Washington, Idaho officials say saving roadkill makes sense
SPOKANE, Wash. — Laws in Idaho and Washington that allow people to salvage roadkill have yielded some benefits, according to wildlife officials in both states.
Idaho and Washington have passed laws allowing people to salvage roadkill, provided they fill out a short form with the state wildlife agency to get a permit.
Washington’s law, which took effect July 1, 2016, allows for deer and elk only, The Spokesman-Review reported. Between then and the end of 2017, 3,099 animals were salvaged off Washington roads, the Washington Department of Fish and Wildlife said.
Idaho’s law, which took effect six years ago, is much broader, listing nearly 50 species of mammals and birds as salvageable. Most animals are fair game, provided they’re not endangered, threatened or otherwise protected by federal or state law.
Deer and elk top the list in Idaho. But Idaho residents have also hauled away 419 moose, 55 black bears, 51 wild turkeys and 39 beavers since the law went into effect.
Under a law passed last year, Oregon will begin allowing permit holders to salvage roadkill in 2019.
Salvagers don’t have to say what they intend to do with the animal. Gregg Servheen, the wildlife program coordinator at Idaho Fish and Game, said salvagers, in addition to eating, may be practicing taxidermy, looking for hides to display, gathering items for crafts or regalia or making their own fishing lures.
Idaho’s roadkill data is more detailed than Washington’s, with a greater variety of species and occasional notes from the salvager. The species is often a best guess from the salvager.
In Washington and Idaho, the locations of salvaged animals are reported by the people who take them home. People fill out the permit form online and have the option of clicking a point on a map or listing a highway and milepost.
Most of the animals end up along highways and major roads, as well as along smaller roads traveling through national forest land. Mapping Idaho’s roadkill produces a scattering of dots across Montana, Alberta and Oregon. Washington’s extends into the Pacific Ocean off the coast of Aberdeen.
Wildlife officials in both states say they haven’t seen negative impacts from the law on other wildlife populations. Health districts haven’t complained, either.

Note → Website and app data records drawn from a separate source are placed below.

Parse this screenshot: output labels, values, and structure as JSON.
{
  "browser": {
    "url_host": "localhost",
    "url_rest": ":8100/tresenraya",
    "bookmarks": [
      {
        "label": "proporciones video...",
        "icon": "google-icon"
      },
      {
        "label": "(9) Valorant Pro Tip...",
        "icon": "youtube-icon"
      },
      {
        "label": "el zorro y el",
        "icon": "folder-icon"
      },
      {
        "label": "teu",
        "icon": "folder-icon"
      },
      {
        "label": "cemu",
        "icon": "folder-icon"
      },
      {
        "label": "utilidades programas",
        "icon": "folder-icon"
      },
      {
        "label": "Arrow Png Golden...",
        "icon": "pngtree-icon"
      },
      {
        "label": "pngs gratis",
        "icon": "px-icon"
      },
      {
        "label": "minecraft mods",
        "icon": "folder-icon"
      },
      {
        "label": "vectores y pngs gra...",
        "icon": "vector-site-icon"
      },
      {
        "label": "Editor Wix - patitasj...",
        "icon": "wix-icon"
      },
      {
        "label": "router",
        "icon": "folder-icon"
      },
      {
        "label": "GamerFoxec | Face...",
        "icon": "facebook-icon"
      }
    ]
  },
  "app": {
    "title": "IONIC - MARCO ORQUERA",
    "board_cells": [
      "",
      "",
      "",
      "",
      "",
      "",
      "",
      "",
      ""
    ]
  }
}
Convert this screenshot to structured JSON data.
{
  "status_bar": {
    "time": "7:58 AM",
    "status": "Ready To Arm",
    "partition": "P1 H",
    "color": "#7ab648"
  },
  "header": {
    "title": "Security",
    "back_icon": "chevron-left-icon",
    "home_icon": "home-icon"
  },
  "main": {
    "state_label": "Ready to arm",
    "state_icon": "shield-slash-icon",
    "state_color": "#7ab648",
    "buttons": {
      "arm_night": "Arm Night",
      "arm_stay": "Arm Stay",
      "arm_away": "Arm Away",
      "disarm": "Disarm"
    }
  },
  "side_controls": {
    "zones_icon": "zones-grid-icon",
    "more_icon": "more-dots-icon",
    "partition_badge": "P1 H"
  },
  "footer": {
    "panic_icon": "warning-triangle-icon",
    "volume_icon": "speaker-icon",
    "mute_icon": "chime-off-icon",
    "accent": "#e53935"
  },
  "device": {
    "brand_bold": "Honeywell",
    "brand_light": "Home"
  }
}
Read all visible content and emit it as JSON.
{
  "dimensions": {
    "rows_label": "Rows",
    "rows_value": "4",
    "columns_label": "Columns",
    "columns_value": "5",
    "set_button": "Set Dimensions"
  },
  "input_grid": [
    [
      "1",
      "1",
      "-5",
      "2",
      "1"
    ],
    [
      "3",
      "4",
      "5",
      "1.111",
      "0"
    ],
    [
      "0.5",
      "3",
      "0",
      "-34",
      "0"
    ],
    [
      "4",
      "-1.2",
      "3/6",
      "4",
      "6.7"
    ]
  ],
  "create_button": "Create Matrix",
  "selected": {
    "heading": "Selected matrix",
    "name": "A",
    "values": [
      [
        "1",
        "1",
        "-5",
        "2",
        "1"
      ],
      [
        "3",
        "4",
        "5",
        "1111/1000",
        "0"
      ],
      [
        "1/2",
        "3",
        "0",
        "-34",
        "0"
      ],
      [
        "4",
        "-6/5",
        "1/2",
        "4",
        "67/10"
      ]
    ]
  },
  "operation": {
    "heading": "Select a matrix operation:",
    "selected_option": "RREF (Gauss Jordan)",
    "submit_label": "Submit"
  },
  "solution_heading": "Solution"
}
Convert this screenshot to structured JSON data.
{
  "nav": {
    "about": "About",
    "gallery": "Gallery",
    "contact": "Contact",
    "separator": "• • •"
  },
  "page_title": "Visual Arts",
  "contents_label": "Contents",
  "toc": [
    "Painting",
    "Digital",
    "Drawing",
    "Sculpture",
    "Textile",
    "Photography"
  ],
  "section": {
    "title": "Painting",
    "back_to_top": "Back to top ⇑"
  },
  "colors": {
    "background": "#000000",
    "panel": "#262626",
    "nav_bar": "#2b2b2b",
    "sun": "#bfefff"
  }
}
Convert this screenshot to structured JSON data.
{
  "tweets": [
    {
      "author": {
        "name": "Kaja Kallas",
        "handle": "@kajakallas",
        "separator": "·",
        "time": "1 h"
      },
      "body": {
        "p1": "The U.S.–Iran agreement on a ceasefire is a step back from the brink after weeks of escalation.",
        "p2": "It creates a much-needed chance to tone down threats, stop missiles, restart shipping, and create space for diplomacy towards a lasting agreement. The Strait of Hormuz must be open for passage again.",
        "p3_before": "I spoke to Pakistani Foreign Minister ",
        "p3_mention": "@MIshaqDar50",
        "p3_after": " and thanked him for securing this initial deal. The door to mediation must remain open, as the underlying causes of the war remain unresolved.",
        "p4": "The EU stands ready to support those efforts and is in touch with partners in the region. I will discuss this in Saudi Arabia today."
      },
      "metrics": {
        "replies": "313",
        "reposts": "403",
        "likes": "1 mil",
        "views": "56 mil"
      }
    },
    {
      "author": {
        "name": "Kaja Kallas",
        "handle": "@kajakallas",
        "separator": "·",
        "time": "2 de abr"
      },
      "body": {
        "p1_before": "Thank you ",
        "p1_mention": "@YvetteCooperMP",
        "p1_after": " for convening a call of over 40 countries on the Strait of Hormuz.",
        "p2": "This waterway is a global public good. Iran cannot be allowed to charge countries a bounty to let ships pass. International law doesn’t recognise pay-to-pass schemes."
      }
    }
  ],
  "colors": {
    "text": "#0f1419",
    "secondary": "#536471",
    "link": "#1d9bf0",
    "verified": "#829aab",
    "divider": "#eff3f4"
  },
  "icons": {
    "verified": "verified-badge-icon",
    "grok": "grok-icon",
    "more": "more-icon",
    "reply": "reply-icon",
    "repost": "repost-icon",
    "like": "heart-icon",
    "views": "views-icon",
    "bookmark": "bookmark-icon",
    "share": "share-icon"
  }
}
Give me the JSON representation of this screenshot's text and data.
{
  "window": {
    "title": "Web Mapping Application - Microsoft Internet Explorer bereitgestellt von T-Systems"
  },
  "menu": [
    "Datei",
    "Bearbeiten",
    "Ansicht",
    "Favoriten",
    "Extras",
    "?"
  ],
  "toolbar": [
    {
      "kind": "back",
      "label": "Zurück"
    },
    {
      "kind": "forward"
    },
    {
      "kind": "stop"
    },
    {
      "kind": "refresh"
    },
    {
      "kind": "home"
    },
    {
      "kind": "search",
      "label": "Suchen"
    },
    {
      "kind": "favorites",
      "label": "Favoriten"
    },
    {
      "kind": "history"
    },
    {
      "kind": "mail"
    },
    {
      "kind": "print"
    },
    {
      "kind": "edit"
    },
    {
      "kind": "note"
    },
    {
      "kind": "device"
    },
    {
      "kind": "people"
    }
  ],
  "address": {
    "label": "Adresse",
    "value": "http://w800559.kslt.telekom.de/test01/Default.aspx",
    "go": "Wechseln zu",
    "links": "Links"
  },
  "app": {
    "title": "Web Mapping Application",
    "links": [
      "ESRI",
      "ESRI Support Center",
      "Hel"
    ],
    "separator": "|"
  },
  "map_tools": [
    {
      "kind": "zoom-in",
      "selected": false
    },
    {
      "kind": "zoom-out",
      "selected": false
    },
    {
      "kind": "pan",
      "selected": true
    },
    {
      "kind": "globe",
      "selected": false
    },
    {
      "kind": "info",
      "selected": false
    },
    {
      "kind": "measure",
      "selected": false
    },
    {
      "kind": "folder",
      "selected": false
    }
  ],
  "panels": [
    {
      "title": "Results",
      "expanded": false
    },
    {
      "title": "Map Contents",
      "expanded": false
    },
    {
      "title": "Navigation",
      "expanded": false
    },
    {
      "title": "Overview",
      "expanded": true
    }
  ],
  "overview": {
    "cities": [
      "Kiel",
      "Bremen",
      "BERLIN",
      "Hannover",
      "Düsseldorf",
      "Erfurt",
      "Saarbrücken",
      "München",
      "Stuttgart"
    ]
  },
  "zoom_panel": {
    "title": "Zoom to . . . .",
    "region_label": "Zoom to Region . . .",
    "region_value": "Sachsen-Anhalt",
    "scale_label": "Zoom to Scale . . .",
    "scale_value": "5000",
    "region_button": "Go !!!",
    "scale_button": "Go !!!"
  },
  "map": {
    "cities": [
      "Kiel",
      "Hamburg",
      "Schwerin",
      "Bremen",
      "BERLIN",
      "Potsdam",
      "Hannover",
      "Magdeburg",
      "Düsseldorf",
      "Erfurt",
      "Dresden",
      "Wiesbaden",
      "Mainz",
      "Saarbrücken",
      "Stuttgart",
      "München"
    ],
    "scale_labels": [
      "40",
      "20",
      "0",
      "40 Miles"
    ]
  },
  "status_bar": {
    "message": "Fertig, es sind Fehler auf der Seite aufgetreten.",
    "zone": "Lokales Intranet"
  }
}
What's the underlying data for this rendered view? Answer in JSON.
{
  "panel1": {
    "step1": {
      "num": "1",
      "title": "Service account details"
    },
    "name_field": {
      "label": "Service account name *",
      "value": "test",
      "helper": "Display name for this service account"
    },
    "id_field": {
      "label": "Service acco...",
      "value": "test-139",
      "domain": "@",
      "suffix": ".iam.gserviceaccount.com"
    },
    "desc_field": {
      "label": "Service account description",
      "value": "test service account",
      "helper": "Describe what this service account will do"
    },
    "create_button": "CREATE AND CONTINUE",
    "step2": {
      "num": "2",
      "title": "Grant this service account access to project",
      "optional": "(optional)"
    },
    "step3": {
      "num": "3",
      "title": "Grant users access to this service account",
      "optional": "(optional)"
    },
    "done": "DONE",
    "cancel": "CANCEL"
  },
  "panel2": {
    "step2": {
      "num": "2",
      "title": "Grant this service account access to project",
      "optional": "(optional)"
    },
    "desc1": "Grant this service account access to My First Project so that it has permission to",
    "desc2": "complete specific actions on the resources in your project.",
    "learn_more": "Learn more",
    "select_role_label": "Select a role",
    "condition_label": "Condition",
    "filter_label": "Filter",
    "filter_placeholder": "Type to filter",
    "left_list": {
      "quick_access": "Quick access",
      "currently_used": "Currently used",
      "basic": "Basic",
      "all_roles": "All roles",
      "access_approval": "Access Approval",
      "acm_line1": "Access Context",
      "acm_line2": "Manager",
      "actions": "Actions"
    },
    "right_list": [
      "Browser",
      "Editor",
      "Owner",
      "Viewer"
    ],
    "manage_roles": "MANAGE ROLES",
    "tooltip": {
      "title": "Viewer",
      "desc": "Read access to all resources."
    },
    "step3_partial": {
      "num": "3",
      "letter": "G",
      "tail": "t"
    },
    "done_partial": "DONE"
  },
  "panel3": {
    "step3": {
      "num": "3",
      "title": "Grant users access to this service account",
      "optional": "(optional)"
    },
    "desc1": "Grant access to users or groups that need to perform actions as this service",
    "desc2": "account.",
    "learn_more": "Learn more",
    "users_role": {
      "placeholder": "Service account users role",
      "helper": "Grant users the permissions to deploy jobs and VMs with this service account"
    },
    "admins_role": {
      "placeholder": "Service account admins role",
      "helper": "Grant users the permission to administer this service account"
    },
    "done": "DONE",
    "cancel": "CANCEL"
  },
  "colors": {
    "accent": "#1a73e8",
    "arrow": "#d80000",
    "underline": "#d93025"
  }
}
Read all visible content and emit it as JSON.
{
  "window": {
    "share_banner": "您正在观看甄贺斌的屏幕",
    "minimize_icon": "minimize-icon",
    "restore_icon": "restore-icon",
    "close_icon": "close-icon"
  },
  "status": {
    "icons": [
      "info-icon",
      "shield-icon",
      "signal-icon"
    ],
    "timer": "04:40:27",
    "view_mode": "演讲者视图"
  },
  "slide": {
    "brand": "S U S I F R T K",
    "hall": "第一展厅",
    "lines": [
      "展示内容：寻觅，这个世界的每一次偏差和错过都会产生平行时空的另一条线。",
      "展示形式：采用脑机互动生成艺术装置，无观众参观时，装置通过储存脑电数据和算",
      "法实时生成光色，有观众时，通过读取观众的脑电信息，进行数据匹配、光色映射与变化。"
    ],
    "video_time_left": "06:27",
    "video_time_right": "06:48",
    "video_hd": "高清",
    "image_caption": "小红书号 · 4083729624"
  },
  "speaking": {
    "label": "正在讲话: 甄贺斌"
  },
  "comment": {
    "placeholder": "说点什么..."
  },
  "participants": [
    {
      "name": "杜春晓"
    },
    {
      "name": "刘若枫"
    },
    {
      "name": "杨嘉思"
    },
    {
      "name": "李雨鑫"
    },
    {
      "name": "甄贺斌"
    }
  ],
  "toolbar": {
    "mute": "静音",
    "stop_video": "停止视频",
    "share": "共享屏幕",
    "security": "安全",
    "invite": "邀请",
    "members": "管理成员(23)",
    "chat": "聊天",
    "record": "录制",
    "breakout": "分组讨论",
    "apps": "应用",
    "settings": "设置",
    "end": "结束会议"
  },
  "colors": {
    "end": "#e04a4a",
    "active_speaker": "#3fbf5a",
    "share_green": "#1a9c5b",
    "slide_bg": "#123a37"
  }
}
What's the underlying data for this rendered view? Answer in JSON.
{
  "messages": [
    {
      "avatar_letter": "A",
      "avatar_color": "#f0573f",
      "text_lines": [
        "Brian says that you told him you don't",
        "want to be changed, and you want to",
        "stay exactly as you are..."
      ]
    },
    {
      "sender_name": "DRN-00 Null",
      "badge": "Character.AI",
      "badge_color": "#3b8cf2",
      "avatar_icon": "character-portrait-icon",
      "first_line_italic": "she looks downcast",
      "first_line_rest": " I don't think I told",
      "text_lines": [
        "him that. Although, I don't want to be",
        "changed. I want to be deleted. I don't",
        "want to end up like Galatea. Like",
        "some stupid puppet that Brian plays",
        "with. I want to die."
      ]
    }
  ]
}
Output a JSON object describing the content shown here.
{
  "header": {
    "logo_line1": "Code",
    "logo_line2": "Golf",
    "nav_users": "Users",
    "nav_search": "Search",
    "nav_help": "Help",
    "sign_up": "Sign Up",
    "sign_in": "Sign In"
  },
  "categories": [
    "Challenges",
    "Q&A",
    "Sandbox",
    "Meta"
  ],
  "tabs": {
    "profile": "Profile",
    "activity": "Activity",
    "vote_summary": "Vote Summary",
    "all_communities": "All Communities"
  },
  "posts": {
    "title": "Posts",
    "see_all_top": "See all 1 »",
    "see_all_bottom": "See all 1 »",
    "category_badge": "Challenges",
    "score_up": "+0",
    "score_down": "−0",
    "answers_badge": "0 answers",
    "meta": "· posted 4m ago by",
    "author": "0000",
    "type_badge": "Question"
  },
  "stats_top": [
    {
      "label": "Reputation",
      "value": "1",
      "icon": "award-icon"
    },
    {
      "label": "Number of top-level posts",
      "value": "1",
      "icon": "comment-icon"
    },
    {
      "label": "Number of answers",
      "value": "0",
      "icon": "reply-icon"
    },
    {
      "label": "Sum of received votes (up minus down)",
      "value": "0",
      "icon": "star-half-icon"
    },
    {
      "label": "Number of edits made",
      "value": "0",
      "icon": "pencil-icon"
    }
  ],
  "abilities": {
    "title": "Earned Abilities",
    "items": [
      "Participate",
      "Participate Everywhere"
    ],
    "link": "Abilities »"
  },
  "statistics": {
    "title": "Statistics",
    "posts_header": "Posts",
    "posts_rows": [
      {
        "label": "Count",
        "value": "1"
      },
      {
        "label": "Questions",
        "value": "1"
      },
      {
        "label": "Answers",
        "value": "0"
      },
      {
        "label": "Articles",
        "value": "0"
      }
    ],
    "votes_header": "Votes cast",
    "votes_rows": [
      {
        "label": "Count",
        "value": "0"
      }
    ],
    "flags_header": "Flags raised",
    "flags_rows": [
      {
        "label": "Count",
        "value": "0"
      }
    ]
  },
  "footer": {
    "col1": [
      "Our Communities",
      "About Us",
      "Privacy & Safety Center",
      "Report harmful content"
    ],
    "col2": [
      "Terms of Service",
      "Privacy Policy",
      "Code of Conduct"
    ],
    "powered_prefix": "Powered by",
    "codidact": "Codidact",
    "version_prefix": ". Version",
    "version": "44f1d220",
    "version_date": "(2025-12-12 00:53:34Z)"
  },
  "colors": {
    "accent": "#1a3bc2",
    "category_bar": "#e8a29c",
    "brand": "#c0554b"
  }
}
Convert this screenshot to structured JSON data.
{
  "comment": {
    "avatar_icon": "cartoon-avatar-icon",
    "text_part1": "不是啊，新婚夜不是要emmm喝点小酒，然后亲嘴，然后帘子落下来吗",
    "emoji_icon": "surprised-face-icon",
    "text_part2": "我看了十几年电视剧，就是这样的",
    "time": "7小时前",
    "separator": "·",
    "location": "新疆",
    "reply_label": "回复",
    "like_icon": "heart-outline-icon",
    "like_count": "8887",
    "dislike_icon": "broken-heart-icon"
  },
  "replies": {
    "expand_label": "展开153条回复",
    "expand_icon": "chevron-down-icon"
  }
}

Their hope is that having fewer carcasses sitting alongside the road will prompt raptors and scavengers to stay away. That might mean people see fewer eagles in the wild, but it doesn’t mean they’re not there.